Professor Malcolm Chase delivers third All Party Group annual lecture

The lecture on 22 October was entitled ‘The People’s Charter of 1838:The Chartist Legacy to Parliamentary Democracy’

The lecture was held in the Speaker’s State Rooms by kind permission of Mr Speaker, The Rt Hon John Bercow MP and was attended by 15 MPs and Lords and more than 60 archivists, historians and other guests. 


Dr Hywel Francis, Chair of the All Party Group, introduced the lecture.

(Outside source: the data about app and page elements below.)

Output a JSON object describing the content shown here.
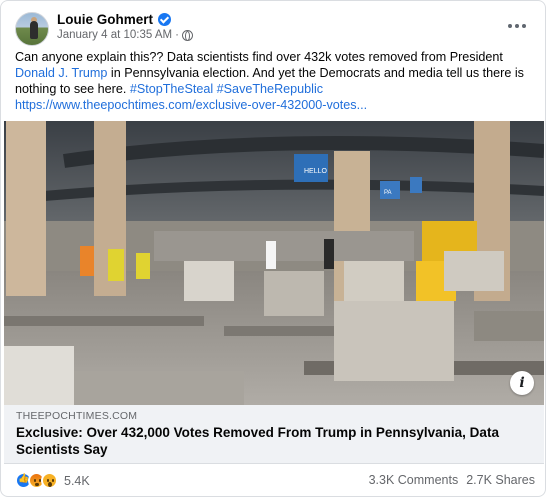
{
  "post": {
    "author": "Louie Gohmert",
    "date": "January 4 at 10:35 AM",
    "meta_separator": "·",
    "text_intro": "Can anyone explain this?? Data scientists find over 432k votes removed from President ",
    "mention": "Donald J. Trump",
    "text_middle": " in Pennsylvania election. And yet the Democrats and media tell us there is nothing to see here. ",
    "hashtags": [
      "#StopTheSteal",
      "#SaveTheRepublic"
    ],
    "url": "https://www.theepochtimes.com/exclusive-over-432000-votes..."
  },
  "link_preview": {
    "domain": "THEEPOCHTIMES.COM",
    "headline": "Exclusive: Over 432,000 Votes Removed From Trump in Pennsylvania, Data Scientists Say",
    "info_glyph": "i"
  },
  "photo": {
    "banner_text": [
      "HELLO",
      "PA"
    ]
  },
  "engagement": {
    "reactions": [
      "like",
      "angry",
      "wow"
    ],
    "reaction_count": "5.4K",
    "comments": "3.3K Comments",
    "shares": "2.7K Shares"
  },
  "colors": {
    "link": "#216fdb",
    "muted": "#65676b",
    "link_preview_bg": "#f0f2f5",
    "verified": "#1877f2"
  }
}
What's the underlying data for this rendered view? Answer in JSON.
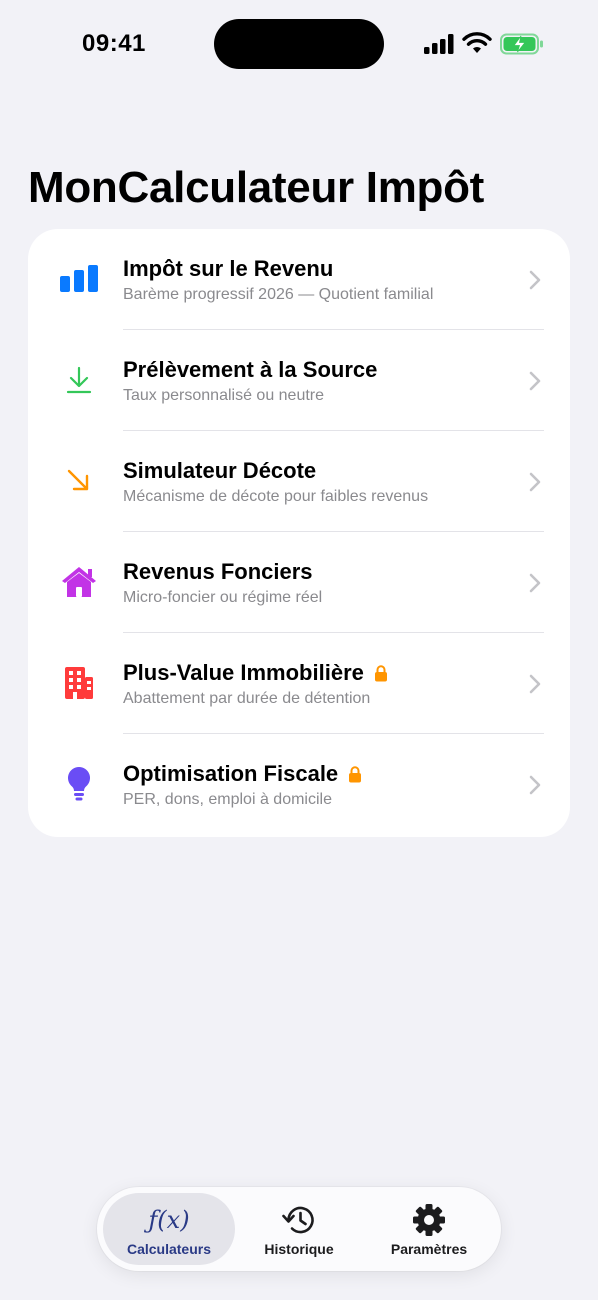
{
  "status": {
    "time": "09:41"
  },
  "header": {
    "title": "MonCalculateur Impôt"
  },
  "calculators": [
    {
      "title": "Impôt sur le Revenu",
      "subtitle": "Barème progressif 2026 — Quotient familial",
      "icon": "bar-chart-icon",
      "color": "#0a7aff",
      "locked": false
    },
    {
      "title": "Prélèvement à la Source",
      "subtitle": "Taux personnalisé ou neutre",
      "icon": "download-arrow-icon",
      "color": "#34c759",
      "locked": false
    },
    {
      "title": "Simulateur Décote",
      "subtitle": "Mécanisme de décote pour faibles revenus",
      "icon": "diagonal-arrow-icon",
      "color": "#ff9500",
      "locked": false
    },
    {
      "title": "Revenus Fonciers",
      "subtitle": "Micro-foncier ou régime réel",
      "icon": "house-icon",
      "color": "#c233e6",
      "locked": false
    },
    {
      "title": "Plus-Value Immobilière",
      "subtitle": "Abattement par durée de détention",
      "icon": "building-icon",
      "color": "#ff3b3b",
      "locked": true
    },
    {
      "title": "Optimisation Fiscale",
      "subtitle": "PER, dons, emploi à domicile",
      "icon": "lightbulb-icon",
      "color": "#6a4df5",
      "locked": true
    }
  ],
  "tabbar": {
    "tabs": [
      {
        "label": "Calculateurs",
        "icon_text": "ƒ(x)",
        "active": true
      },
      {
        "label": "Historique",
        "active": false
      },
      {
        "label": "Paramètres",
        "active": false
      }
    ]
  },
  "colors": {
    "background": "#f2f2f7",
    "accent": "#2a3a86",
    "lock": "#ff9500"
  }
}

Professor Malcolm Chase is Professor of Social History at the University of Leeds. He has degrees from York and Sussex and is a Fellow of the Royal Historical Society. His main research interest is the Labour movement and radical politics generally in eighteenth and nineteenth century Britain, with a particular interest in the formative years of trade unionism, and the Chartist movement.


peoples chartermalcolmchase249x166The high-profile lecture was one of a number of activities undertaken by the All Party Group during the year to commemorate the work of the Chartists. It is 175 years since the People’s Charter.


An Early Day Motion by Dr Hywel Francis commemorating the Chartists gained nearly 80 signatures.

A small display of Chartist material was mounted in the No Lobby in the Houses of Parliament in July and will move to the Members’ Library in November.  Among the material on display is the only known photograph of John Frost (prominent leader of the Welsh Chartists) and a copy of Byron’s poetry given to black Chartist John Cuffay by the movement as he was transported to Australia. With the display  on the route of the public tour at least a quarter of a million people have seen it.owen ashton hywel francis malcolm chase 249 x 166


The Speaker’s Advisory Committee on Works of Art, chaired by Frank Doran MP, agreed that a permanent display of Chartist material would be placed on the Upper Committee Corridor. (The All Party Group considered it a scandal that such an influential movement in our history, including the largest petition ever to have been delivered to parliament, had not been marked in the Houses of Parliament until now.)


Read more about Chartism in Parliament and see images from the permanent display at www.parliament.uk/art-chartism


A seminar on Chartist Archives was also held in the Houses of Parliament on 22 October. It was led by Professor Owen Ashton, Emeritus Professor of Modern British History at Staffordshire University. Read more about the Seminar here.


The Chartist movement called for six changes to Parliament:  a vote for every man over the age of 21; a secret ballot; no property qualification for members of Parliament; payment for MPs (so poor men could serve); constituencies of equal size; and annual elections for Parliament.  Five of the Charter’s six points became law by 1918. Annual parliaments were never seriously considered.


malcolm chase and tristram hunt 249 x 369A petition delivered to Parliament in 1842 carried over 3 million signature. It remains the largest ever petition to be delivered there.


Only once did Chartists ‘take up arms’. On 4 November 1839 50 Chartists were seriously wounded and 22 killed in a confrontation with troops in Newport. 


Active support for Chartism withered away during the 1850s; the last Chartist died in 1921 – a Michigan State Senator, Henry Chubb, who had been Secretary of Colchester’s Chartist branch before he emigrated.

 

 

 

 

 

 

 

 

Photographs show: Top Professor Malcolm Chase at Parliament in July 2015 - photo Simon O'Connor for ARA; above right Professor Owen Ashton, Dr Hywel Francis MP and Professor Malcolm Chase on 22 October; and above left Professor Chase and Tristram Hunt MP, Vice Chair of the All Party Parliamentary Group on Archives and History. Photographs by Dan McNally for the ARA.